Turkeys? Not quite. But the Cottage Grove City Council said last week it wants to put chickens and ducks on the plates of city planners.
Council members on Nov. 21 directed the city’s Planning Commission to further explore a potential update to city code that would allow some fowl to be kept in urban neighborhoods, a growing trend among metro cities, city planners say.
Planning commissioners voted 7-1 in October to support further analysis of the issue and City Council members unanimously agreed the commission should do so. Council members also said elected officials shouldn’t have sway over what matters planning commissioners delve into after city staff had sought to gauge the council’s willingness to amend current code regarding fowl ownership in the city.
“I think we let [the commission] do the work and let us know what they think,” said council member Justin Olsen.
Other council members echoed Olsen’s comments, with Derrick Lehrke saying city advisory commissions “should always have the ability to discuss something and make recommendations to us.” Jen Peterson added that she hopes the public will have numerous opportunities to weigh in on potential changes.
The issue of chickens and waterfowl in urban neighborhoods arose in April when neighbors filed complaints with the Community Development Department over chickens and ducks being kept in the back yard of a pair of urban residential properties. One neighbor submitted a smartphone video that shows quacking ducks in an adjoining yard.
“When they go out on their deck the ducks quack,” McCool told the council of the complaint after playing the short video. “And, they find that annoying.”
City officials had ordered the owners to get rid of the fowl following the complaints but have since put enforcement of the city’s current ordinances—which require a minimum property size of five acres for duck or waterfowl ownership—until the planning commission and city council decide whether to amend the code.
The chicken and duck owners have defended their farm animals, saying they make less noise and produce less waste than the typical dog.
Council support of discussing the ordinance amendments does not necessarily signal support for the proposed changes themselves. Mayor Myron Bailey indicated he had some reservations with allowing chickens and ducks in urban areas after talking with neighbors who said there is “no way [that] they want ducks” in back yards near them.

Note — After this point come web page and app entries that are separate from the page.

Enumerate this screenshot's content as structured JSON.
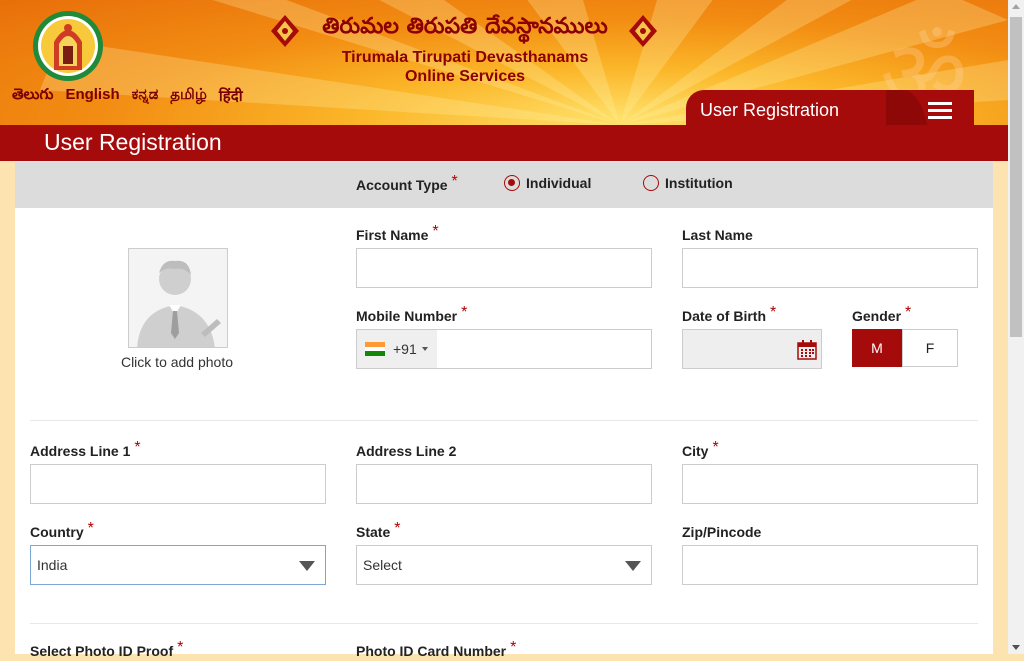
{
  "header": {
    "title_telugu": "తిరుమల తిరుపతి దేవస్థానములు",
    "title_english": "Tirumala Tirupati Devasthanams",
    "subtitle": "Online Services",
    "om_symbol": "ॐ",
    "languages": [
      "తెలుగు",
      "English",
      "ಕನ್ನಡ",
      "தமிழ்",
      "हिंदी"
    ],
    "page_tab_label": "User Registration"
  },
  "page": {
    "title": "User Registration"
  },
  "form": {
    "account_type": {
      "label": "Account Type",
      "required": "*",
      "options": [
        "Individual",
        "Institution"
      ],
      "selected": "Individual"
    },
    "photo_caption": "Click to add photo",
    "first_name": {
      "label": "First Name",
      "required": "*",
      "value": ""
    },
    "last_name": {
      "label": "Last Name",
      "value": ""
    },
    "mobile": {
      "label": "Mobile Number",
      "required": "*",
      "country_code": "+91",
      "value": ""
    },
    "dob": {
      "label": "Date of Birth",
      "required": "*",
      "value": ""
    },
    "gender": {
      "label": "Gender",
      "required": "*",
      "options": [
        "M",
        "F"
      ],
      "selected": "M"
    },
    "address1": {
      "label": "Address Line 1",
      "required": "*",
      "value": ""
    },
    "address2": {
      "label": "Address Line 2",
      "value": ""
    },
    "city": {
      "label": "City",
      "required": "*",
      "value": ""
    },
    "country": {
      "label": "Country",
      "required": "*",
      "value": "India"
    },
    "state": {
      "label": "State",
      "required": "*",
      "value": "Select"
    },
    "zip": {
      "label": "Zip/Pincode",
      "value": ""
    },
    "photo_id_proof": {
      "label": "Select Photo ID Proof",
      "required": "*"
    },
    "photo_id_number": {
      "label": "Photo ID Card Number",
      "required": "*"
    }
  },
  "colors": {
    "brand_red": "#a50b0b",
    "page_bg": "#fde3b0",
    "band_gray": "#dcdcdc",
    "flag_saffron": "#ff9933",
    "flag_green": "#138808"
  }
}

The Planning Commission will consider whether to recommend changes at an upcoming meeting.